*** Opening of Extracted data ***
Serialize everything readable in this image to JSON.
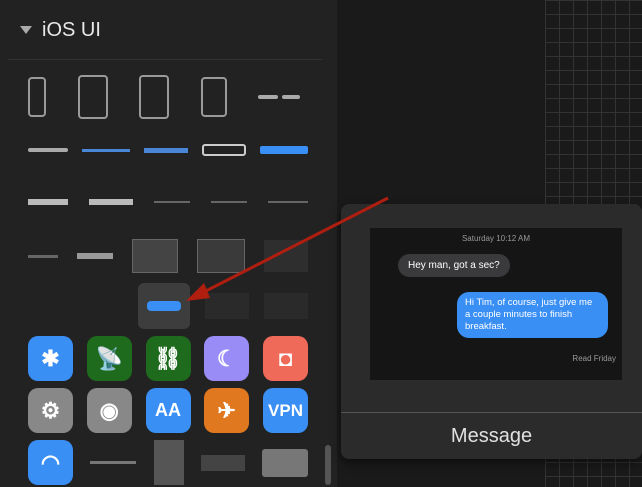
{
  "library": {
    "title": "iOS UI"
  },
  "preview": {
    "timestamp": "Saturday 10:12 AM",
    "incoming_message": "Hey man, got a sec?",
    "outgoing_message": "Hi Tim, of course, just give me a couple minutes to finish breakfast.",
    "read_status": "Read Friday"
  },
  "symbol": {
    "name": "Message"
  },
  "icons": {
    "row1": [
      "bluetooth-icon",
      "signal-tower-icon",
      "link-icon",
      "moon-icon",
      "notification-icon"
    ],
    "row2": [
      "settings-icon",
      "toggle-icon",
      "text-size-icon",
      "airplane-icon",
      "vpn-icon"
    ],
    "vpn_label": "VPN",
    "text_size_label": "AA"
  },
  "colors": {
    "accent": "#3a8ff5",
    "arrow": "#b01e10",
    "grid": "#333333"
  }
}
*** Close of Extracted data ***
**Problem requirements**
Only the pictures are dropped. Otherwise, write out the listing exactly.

**Answer space**
Serialize everything readable in this image to JSON.
{
  "library": {
    "title": "iOS UI"
  },
  "preview": {
    "timestamp": "Saturday 10:12 AM",
    "incoming_message": "Hey man, got a sec?",
    "outgoing_message": "Hi Tim, of course, just give me a couple minutes to finish breakfast.",
    "read_status": "Read Friday"
  },
  "symbol": {
    "name": "Message"
  },
  "icons": {
    "row1": [
      "bluetooth-icon",
      "signal-tower-icon",
      "link-icon",
      "moon-icon",
      "notification-icon"
    ],
    "row2": [
      "settings-icon",
      "toggle-icon",
      "text-size-icon",
      "airplane-icon",
      "vpn-icon"
    ],
    "vpn_label": "VPN",
    "text_size_label": "AA"
  },
  "colors": {
    "accent": "#3a8ff5",
    "arrow": "#b01e10",
    "grid": "#333333"
  }
}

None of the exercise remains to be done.